Around 8,000 youngsters are now vying for just 200 places on the award-winning rail engineering apprentice scheme. This year it pre-registered twice as many hopefuls as 2010.
In the last year many more older youngsters applied to join as unemployment soars among the young and some think twice about university courses with higher education costs set to rise.
Apprentices aged over 22 have increased five-fold since 2007 and accounted for over a fifth of intake in 2010, with its oldest apprentice aged 35.
In 2007, two thirds of apprentices were aged 17-18. Last year this had almost halved and 43% of apprentices were aged 19-21.
The change in age profile has spurred Network Rail to call for a national debate on the funding for older apprentices, who receive far less Government support.
Equal funding support for 19+s as for those aged 16-18 would help businesses across Britain drive recovery and create as many apprenticeships as possible.
At present there is 50% less support for apprentices aged 19 or over, making it more costly to run a scheme as more older apprentices join.
Acting chief executive Peter Henderson said: “The huge numbers we’re attracting each year shows young people recognise an apprenticeship can offer a path to a challenging and rewarding career. For us it has proven great value in investing in our people.
“With such competition for places, it is vital that if business is to lead this country to economic recovery, the right support is needed.
“A more flexible approach offering equal support for all apprentices, whatever their age, would help businesses large and small create the apprenticeships and the skilled workforce Britain needs to thrive.”
- In 2010, 65% of Network Rail’s apprentice intake were aged 19 or over
- In 2007, the age of its oldest apprentice was 25. Last year it was 35.
- The number of apprentices aged 17-18 that it has taken on has reduced by 29% since 2007.

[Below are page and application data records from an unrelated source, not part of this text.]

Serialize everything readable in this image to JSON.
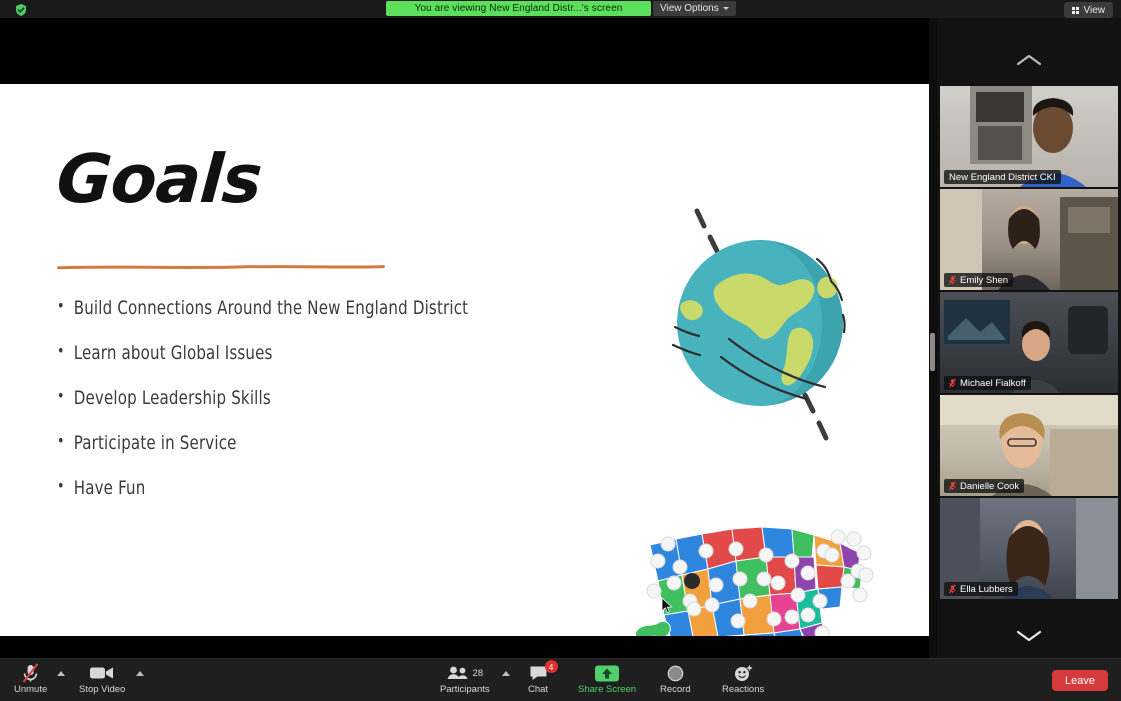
{
  "topbar": {
    "security_icon": "shield-check-icon",
    "share_banner": "You are viewing New England Distr...'s screen",
    "view_options_label": "View Options",
    "view_button_label": "View"
  },
  "slide": {
    "title": "Goals",
    "bullets": [
      "Build Connections Around the New England District",
      "Learn about Global Issues",
      "Develop Leadership Skills",
      "Participate in Service",
      "Have Fun"
    ],
    "rule_color": "#d4793f",
    "globe_colors": {
      "ocean": "#49b3bd",
      "ocean_shade": "#2f97a3",
      "land": "#c9d96a",
      "axis": "#3d3d3d"
    },
    "map_colors": {
      "blue": "#2e86de",
      "red": "#e24a4a",
      "green": "#3fbf5f",
      "orange": "#f2a03d",
      "purple": "#8e44ad",
      "teal": "#1abc9c",
      "pink": "#e84393"
    },
    "toolbar_icons": [
      "arrow-left-icon",
      "pencil-icon",
      "laser-pointer-icon",
      "more-options-icon",
      "arrow-right-icon"
    ]
  },
  "filmstrip": {
    "scroll_up_icon": "chevron-up-icon",
    "scroll_down_icon": "chevron-down-icon",
    "participants": [
      {
        "name": "New England District CKI",
        "muted": false,
        "active_speaker": true
      },
      {
        "name": "Emily Shen",
        "muted": true,
        "active_speaker": false
      },
      {
        "name": "Michael Fialkoff",
        "muted": true,
        "active_speaker": false
      },
      {
        "name": "Danielle Cook",
        "muted": true,
        "active_speaker": false
      },
      {
        "name": "Ella Lubbers",
        "muted": true,
        "active_speaker": false
      }
    ],
    "active_border_color": "#8ed23f"
  },
  "bottombar": {
    "mic": {
      "label": "Unmute",
      "icon": "microphone-muted-icon"
    },
    "video": {
      "label": "Stop Video",
      "icon": "camera-icon"
    },
    "participants": {
      "label": "Participants",
      "count": "28",
      "icon": "people-icon"
    },
    "chat": {
      "label": "Chat",
      "badge": "4",
      "icon": "chat-bubble-icon"
    },
    "share": {
      "label": "Share Screen",
      "icon": "share-up-arrow-icon",
      "color": "#4fd06a"
    },
    "record": {
      "label": "Record",
      "icon": "record-circle-icon"
    },
    "reactions": {
      "label": "Reactions",
      "icon": "smiley-plus-icon"
    },
    "leave": {
      "label": "Leave",
      "color": "#d63b3b"
    }
  }
}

- Women still only make up around 5% of the intake – low but nearly twice the national average for engineering apprenticeships